Young people’s disaffection for science studies is a phenomenon common to many industrialized countries. It is too readily attributed to young people’s presumed image of science. In the French case it would be more accurate to attribute this phenomenon to socio-demographic causes. The fact that there is no simple connection between choice of higher education study path and disciplinary content is shown by a striking paradox : higher education enrolment in Physics-Chemistry began falling sharply in France at precisely the moment a Physics-Chemistry concentration was introduced at the lycée [high school] level. The explanation proposed here pertains to the French disciplinary hierarchy. For many lycée students, the choice of physics-chemistry rather than mathematics is associated with lower scholastic ambition, this in turn associated with lower scholastic performance and/or more modest social background. This observation is generalizable. One of the causes of disaffection for science studies in France is the increasingly less distinguishing character of lycée science studies.

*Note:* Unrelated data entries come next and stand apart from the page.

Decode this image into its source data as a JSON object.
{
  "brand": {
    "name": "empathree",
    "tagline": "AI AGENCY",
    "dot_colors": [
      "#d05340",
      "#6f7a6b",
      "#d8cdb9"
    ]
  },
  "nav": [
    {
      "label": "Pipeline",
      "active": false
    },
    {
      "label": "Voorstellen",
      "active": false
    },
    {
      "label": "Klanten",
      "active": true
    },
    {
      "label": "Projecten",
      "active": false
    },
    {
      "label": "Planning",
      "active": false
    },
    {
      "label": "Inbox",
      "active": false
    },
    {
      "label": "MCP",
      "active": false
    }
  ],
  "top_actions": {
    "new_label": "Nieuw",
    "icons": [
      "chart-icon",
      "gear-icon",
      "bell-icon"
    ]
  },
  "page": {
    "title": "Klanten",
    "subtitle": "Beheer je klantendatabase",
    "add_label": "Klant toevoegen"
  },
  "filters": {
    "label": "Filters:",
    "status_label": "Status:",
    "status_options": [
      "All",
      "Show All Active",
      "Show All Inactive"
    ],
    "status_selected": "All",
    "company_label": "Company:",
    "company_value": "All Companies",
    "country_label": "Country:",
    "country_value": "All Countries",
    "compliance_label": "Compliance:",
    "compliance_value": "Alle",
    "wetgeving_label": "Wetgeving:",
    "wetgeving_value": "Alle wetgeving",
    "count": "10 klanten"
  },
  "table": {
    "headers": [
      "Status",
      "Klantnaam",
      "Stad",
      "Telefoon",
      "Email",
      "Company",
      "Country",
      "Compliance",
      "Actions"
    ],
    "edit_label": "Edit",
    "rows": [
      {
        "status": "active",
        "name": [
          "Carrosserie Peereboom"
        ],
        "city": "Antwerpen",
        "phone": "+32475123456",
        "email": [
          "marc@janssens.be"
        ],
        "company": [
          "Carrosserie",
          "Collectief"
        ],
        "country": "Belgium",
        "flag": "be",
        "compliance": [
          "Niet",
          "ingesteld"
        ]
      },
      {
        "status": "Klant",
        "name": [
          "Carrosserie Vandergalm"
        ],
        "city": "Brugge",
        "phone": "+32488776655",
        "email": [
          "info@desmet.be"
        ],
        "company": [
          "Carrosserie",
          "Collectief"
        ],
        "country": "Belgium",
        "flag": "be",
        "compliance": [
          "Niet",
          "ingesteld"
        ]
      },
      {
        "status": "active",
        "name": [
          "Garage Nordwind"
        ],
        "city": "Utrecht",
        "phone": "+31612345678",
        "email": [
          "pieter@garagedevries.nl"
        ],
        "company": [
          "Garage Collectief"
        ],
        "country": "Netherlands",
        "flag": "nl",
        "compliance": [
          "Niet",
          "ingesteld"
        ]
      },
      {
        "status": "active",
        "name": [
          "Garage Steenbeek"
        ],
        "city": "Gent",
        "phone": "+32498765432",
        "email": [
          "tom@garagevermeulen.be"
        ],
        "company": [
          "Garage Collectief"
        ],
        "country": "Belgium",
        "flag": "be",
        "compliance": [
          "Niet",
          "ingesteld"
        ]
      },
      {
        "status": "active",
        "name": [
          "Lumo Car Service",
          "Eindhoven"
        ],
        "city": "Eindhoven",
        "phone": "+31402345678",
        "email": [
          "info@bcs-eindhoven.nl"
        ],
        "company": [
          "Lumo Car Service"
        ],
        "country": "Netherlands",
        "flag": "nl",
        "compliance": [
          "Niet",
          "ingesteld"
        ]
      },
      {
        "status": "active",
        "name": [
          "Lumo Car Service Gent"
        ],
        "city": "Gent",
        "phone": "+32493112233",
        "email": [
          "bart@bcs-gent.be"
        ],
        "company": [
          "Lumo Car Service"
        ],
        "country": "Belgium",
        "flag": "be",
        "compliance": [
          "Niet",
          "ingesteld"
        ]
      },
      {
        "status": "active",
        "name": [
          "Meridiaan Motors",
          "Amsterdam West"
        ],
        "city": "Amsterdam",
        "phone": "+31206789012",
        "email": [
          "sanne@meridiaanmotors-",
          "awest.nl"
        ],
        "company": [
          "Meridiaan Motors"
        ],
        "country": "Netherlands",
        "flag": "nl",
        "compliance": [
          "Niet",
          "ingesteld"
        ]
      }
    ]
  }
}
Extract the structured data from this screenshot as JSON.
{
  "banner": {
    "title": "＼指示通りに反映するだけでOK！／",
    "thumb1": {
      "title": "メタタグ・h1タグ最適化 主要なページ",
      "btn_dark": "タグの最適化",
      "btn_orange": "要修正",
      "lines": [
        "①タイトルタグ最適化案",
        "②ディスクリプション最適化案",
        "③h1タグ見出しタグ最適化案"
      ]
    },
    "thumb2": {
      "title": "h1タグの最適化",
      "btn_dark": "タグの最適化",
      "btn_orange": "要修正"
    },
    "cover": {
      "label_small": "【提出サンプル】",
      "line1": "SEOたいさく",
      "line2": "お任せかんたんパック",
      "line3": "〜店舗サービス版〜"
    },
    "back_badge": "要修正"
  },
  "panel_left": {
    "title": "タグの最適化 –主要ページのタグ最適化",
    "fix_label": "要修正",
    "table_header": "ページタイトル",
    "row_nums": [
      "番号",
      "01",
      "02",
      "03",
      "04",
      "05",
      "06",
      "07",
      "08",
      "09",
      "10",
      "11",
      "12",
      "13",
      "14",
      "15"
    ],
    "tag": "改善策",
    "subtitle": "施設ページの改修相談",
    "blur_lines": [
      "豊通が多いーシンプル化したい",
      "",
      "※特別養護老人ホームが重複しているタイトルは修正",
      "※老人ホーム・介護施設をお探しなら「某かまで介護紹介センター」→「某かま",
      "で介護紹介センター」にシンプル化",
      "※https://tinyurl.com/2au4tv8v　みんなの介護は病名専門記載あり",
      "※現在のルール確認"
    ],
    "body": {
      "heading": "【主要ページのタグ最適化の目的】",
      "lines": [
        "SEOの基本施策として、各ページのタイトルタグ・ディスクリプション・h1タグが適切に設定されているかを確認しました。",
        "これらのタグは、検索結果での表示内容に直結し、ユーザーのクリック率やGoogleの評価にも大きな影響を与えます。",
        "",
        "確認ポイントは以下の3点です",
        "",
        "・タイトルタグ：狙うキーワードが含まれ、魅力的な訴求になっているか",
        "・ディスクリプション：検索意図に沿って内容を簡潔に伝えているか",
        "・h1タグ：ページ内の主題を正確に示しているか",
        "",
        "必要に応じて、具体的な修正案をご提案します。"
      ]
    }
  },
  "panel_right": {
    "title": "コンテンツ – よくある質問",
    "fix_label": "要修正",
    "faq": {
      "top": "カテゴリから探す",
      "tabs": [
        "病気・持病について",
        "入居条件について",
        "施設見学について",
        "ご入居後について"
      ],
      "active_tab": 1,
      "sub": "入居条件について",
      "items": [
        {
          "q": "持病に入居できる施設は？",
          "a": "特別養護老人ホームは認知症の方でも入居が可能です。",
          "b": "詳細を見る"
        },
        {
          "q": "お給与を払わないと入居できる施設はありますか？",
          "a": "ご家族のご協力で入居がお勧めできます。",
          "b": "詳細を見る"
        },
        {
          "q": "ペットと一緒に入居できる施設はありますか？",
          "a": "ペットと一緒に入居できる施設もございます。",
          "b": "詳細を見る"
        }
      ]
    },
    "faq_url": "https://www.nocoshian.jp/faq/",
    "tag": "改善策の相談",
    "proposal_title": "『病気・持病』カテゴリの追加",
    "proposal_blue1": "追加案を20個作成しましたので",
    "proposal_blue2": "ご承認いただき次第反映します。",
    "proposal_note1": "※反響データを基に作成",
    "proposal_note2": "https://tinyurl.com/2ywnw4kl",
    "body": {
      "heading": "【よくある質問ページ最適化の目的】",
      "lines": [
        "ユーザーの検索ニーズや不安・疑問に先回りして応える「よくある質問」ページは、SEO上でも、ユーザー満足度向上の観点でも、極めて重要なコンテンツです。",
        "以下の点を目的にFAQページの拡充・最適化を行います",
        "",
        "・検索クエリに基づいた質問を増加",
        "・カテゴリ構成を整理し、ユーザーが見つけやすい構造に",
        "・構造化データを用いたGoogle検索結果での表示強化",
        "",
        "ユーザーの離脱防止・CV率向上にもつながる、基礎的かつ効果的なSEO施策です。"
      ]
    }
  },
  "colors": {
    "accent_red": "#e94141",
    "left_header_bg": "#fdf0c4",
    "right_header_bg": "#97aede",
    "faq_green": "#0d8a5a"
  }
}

Over the last fifteen years and particularly since 1995, steadily increasing numbers of female lycée students, “average” students, and students of modest social background have chosen to obtain a science-concentration baccalauréat [lycée leaving examination and degree]. With all else kept equal, students in each of these categories, for reasons specific to it, are also less likely to opt for long higher education science studies.